Directions for this task - Retyping the records exactly, down to the last line, is the whole job.

Task input -
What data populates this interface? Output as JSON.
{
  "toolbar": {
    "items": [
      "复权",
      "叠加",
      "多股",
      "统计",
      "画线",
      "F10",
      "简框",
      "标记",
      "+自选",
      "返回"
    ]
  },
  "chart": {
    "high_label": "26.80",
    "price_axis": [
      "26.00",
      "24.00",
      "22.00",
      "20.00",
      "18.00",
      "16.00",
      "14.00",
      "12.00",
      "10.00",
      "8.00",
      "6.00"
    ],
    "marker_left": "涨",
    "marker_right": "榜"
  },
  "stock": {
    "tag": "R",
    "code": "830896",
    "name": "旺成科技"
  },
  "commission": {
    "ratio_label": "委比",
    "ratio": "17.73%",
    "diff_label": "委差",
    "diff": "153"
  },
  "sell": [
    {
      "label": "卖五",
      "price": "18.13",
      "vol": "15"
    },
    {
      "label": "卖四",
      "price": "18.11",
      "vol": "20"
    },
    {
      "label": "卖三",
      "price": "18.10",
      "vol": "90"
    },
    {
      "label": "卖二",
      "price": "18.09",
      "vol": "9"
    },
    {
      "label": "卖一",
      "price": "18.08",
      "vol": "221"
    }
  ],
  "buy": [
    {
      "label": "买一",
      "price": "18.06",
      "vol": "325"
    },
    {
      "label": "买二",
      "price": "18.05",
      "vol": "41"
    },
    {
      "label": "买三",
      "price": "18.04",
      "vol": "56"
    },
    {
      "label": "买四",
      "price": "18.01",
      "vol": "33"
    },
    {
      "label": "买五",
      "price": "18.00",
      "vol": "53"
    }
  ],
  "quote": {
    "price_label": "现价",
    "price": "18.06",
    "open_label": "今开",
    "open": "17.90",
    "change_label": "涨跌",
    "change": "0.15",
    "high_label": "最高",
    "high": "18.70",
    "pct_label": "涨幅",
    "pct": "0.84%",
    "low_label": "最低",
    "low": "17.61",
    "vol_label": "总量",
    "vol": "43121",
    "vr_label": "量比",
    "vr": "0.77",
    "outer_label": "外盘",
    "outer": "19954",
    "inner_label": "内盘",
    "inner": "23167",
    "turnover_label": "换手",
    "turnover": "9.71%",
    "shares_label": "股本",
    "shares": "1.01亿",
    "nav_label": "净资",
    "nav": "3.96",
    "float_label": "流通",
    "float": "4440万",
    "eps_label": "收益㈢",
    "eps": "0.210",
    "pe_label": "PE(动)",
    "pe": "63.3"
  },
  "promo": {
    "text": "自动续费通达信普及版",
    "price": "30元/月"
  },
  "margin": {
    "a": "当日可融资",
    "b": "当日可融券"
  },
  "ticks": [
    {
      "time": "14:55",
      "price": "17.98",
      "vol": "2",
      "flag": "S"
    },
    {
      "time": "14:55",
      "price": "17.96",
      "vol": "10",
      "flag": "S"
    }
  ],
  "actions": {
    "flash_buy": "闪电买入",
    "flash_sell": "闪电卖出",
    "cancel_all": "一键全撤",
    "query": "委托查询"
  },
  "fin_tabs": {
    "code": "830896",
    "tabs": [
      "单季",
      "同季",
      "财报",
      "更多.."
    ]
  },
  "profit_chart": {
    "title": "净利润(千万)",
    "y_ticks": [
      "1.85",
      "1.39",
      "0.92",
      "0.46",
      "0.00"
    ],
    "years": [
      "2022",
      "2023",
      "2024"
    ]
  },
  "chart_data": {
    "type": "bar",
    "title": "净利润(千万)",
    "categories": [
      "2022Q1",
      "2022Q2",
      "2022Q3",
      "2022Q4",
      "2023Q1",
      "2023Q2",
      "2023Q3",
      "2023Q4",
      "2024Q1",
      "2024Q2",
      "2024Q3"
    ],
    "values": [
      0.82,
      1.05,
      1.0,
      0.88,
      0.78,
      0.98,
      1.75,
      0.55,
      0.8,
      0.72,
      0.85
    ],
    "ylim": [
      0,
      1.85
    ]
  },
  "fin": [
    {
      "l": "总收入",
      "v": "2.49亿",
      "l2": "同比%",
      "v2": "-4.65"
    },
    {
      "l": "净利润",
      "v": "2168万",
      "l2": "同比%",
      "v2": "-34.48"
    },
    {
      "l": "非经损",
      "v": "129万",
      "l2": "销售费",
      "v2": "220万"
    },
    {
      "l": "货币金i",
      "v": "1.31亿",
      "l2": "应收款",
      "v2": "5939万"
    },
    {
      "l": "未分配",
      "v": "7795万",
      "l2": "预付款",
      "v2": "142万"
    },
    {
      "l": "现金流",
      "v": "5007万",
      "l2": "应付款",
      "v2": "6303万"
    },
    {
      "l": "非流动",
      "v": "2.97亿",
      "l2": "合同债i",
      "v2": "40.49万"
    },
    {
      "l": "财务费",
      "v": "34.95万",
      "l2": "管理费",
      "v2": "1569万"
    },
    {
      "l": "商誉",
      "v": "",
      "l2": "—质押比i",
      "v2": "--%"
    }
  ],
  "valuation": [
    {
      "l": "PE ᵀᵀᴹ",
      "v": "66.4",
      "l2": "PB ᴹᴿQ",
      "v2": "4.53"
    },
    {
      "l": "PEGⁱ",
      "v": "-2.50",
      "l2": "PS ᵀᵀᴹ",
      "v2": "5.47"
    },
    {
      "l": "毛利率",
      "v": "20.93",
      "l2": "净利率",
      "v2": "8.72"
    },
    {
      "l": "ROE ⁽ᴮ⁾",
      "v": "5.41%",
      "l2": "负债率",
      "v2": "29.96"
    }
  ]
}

Solution to this exercise -
What data populates this interface? Output as JSON.
{
  "toolbar": {
    "items": [
      "复权",
      "叠加",
      "多股",
      "统计",
      "画线",
      "F10",
      "简框",
      "标记",
      "+自选",
      "返回"
    ]
  },
  "chart": {
    "high_label": "26.80",
    "price_axis": [
      "26.00",
      "24.00",
      "22.00",
      "20.00",
      "18.00",
      "16.00",
      "14.00",
      "12.00",
      "10.00",
      "8.00",
      "6.00"
    ],
    "marker_left": "涨",
    "marker_right": "榜"
  },
  "stock": {
    "tag": "R",
    "code": "830896",
    "name": "旺成科技"
  },
  "commission": {
    "ratio_label": "委比",
    "ratio": "17.73%",
    "diff_label": "委差",
    "diff": "153"
  },
  "sell": [
    {
      "label": "卖五",
      "price": "18.13",
      "vol": "15"
    },
    {
      "label": "卖四",
      "price": "18.11",
      "vol": "20"
    },
    {
      "label": "卖三",
      "price": "18.10",
      "vol": "90"
    },
    {
      "label": "卖二",
      "price": "18.09",
      "vol": "9"
    },
    {
      "label": "卖一",
      "price": "18.08",
      "vol": "221"
    }
  ],
  "buy": [
    {
      "label": "买一",
      "price": "18.06",
      "vol": "325"
    },
    {
      "label": "买二",
      "price": "18.05",
      "vol": "41"
    },
    {
      "label": "买三",
      "price": "18.04",
      "vol": "56"
    },
    {
      "label": "买四",
      "price": "18.01",
      "vol": "33"
    },
    {
      "label": "买五",
      "price": "18.00",
      "vol": "53"
    }
  ],
  "quote": {
    "price_label": "现价",
    "price": "18.06",
    "open_label": "今开",
    "open": "17.90",
    "change_label": "涨跌",
    "change": "0.15",
    "high_label": "最高",
    "high": "18.70",
    "pct_label": "涨幅",
    "pct": "0.84%",
    "low_label": "最低",
    "low": "17.61",
    "vol_label": "总量",
    "vol": "43121",
    "vr_label": "量比",
    "vr": "0.77",
    "outer_label": "外盘",
    "outer": "19954",
    "inner_label": "内盘",
    "inner": "23167",
    "turnover_label": "换手",
    "turnover": "9.71%",
    "shares_label": "股本",
    "shares": "1.01亿",
    "nav_label": "净资",
    "nav": "3.96",
    "float_label": "流通",
    "float": "4440万",
    "eps_label": "收益㈢",
    "eps": "0.210",
    "pe_label": "PE(动)",
    "pe": "63.3"
  },
  "promo": {
    "text": "自动续费通达信普及版",
    "price": "30元/月"
  },
  "margin": {
    "a": "当日可融资",
    "b": "当日可融券"
  },
  "ticks": [
    {
      "time": "14:55",
      "price": "17.98",
      "vol": "2",
      "flag": "S"
    },
    {
      "time": "14:55",
      "price": "17.96",
      "vol": "10",
      "flag": "S"
    }
  ],
  "actions": {
    "flash_buy": "闪电买入",
    "flash_sell": "闪电卖出",
    "cancel_all": "一键全撤",
    "query": "委托查询"
  },
  "fin_tabs": {
    "code": "830896",
    "tabs": [
      "单季",
      "同季",
      "财报",
      "更多.."
    ]
  },
  "profit_chart": {
    "title": "净利润(千万)",
    "y_ticks": [
      "1.85",
      "1.39",
      "0.92",
      "0.46",
      "0.00"
    ],
    "years": [
      "2022",
      "2023",
      "2024"
    ]
  },
  "chart_data": {
    "type": "bar",
    "title": "净利润(千万)",
    "categories": [
      "2022Q1",
      "2022Q2",
      "2022Q3",
      "2022Q4",
      "2023Q1",
      "2023Q2",
      "2023Q3",
      "2023Q4",
      "2024Q1",
      "2024Q2",
      "2024Q3"
    ],
    "values": [
      0.82,
      1.05,
      1.0,
      0.88,
      0.78,
      0.98,
      1.75,
      0.55,
      0.8,
      0.72,
      0.85
    ],
    "ylim": [
      0,
      1.85
    ]
  },
  "fin": [
    {
      "l": "总收入",
      "v": "2.49亿",
      "l2": "同比%",
      "v2": "-4.65"
    },
    {
      "l": "净利润",
      "v": "2168万",
      "l2": "同比%",
      "v2": "-34.48"
    },
    {
      "l": "非经损",
      "v": "129万",
      "l2": "销售费",
      "v2": "220万"
    },
    {
      "l": "货币金i",
      "v": "1.31亿",
      "l2": "应收款",
      "v2": "5939万"
    },
    {
      "l": "未分配",
      "v": "7795万",
      "l2": "预付款",
      "v2": "142万"
    },
    {
      "l": "现金流",
      "v": "5007万",
      "l2": "应付款",
      "v2": "6303万"
    },
    {
      "l": "非流动",
      "v": "2.97亿",
      "l2": "合同债i",
      "v2": "40.49万"
    },
    {
      "l": "财务费",
      "v": "34.95万",
      "l2": "管理费",
      "v2": "1569万"
    },
    {
      "l": "商誉",
      "v": "",
      "l2": "—质押比i",
      "v2": "--%"
    }
  ],
  "valuation": [
    {
      "l": "PE ᵀᵀᴹ",
      "v": "66.4",
      "l2": "PB ᴹᴿQ",
      "v2": "4.53"
    },
    {
      "l": "PEGⁱ",
      "v": "-2.50",
      "l2": "PS ᵀᵀᴹ",
      "v2": "5.47"
    },
    {
      "l": "毛利率",
      "v": "20.93",
      "l2": "净利率",
      "v2": "8.72"
    },
    {
      "l": "ROE ⁽ᴮ⁾",
      "v": "5.41%",
      "l2": "负债率",
      "v2": "29.96"
    }
  ]
}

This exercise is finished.